(Web page and app entries)
____

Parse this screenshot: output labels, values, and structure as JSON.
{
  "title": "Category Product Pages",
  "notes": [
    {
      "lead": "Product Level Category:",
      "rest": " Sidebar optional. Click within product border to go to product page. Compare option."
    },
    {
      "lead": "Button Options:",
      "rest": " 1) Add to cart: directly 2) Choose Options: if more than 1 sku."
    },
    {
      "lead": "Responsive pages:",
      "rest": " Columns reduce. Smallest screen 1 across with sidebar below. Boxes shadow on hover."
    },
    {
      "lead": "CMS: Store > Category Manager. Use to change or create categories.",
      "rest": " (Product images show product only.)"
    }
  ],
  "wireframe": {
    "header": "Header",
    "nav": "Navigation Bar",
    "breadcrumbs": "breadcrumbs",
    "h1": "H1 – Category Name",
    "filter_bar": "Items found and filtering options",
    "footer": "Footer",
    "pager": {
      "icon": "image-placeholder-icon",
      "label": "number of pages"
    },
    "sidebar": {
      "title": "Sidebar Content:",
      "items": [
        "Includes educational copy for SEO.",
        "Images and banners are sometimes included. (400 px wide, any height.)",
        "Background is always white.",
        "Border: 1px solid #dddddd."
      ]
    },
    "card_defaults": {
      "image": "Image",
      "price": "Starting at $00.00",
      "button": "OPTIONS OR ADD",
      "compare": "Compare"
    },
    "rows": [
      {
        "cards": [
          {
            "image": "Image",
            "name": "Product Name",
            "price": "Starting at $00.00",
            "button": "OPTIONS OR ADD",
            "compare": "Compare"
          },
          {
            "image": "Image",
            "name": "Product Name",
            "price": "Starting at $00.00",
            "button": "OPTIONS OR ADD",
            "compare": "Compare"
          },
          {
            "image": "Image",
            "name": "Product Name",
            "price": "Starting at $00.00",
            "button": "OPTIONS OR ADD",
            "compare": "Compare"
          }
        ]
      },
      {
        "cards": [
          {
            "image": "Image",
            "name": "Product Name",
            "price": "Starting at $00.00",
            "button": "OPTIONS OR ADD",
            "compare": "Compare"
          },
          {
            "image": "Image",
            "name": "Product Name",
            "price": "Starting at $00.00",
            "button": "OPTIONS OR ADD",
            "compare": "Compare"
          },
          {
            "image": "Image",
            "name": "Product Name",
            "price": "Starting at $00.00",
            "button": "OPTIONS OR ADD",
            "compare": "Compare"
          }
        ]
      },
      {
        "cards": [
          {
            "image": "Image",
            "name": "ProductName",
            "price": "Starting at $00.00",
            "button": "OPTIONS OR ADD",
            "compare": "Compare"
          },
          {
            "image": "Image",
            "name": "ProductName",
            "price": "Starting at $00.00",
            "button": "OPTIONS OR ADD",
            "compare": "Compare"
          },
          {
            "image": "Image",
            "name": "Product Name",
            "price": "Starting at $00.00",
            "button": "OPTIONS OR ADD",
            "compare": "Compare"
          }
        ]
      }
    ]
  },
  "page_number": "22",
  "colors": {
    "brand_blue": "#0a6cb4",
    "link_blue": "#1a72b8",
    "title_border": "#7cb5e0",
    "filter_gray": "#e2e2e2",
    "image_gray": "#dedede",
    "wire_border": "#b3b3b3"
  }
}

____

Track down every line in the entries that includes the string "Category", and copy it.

  "title": "Category Product Pages",
      "lead": "Product Level Category:",
      "lead": "CMS: Store > Category Manager. Use to change or create categories.",
    "h1": "H1 – Category Name",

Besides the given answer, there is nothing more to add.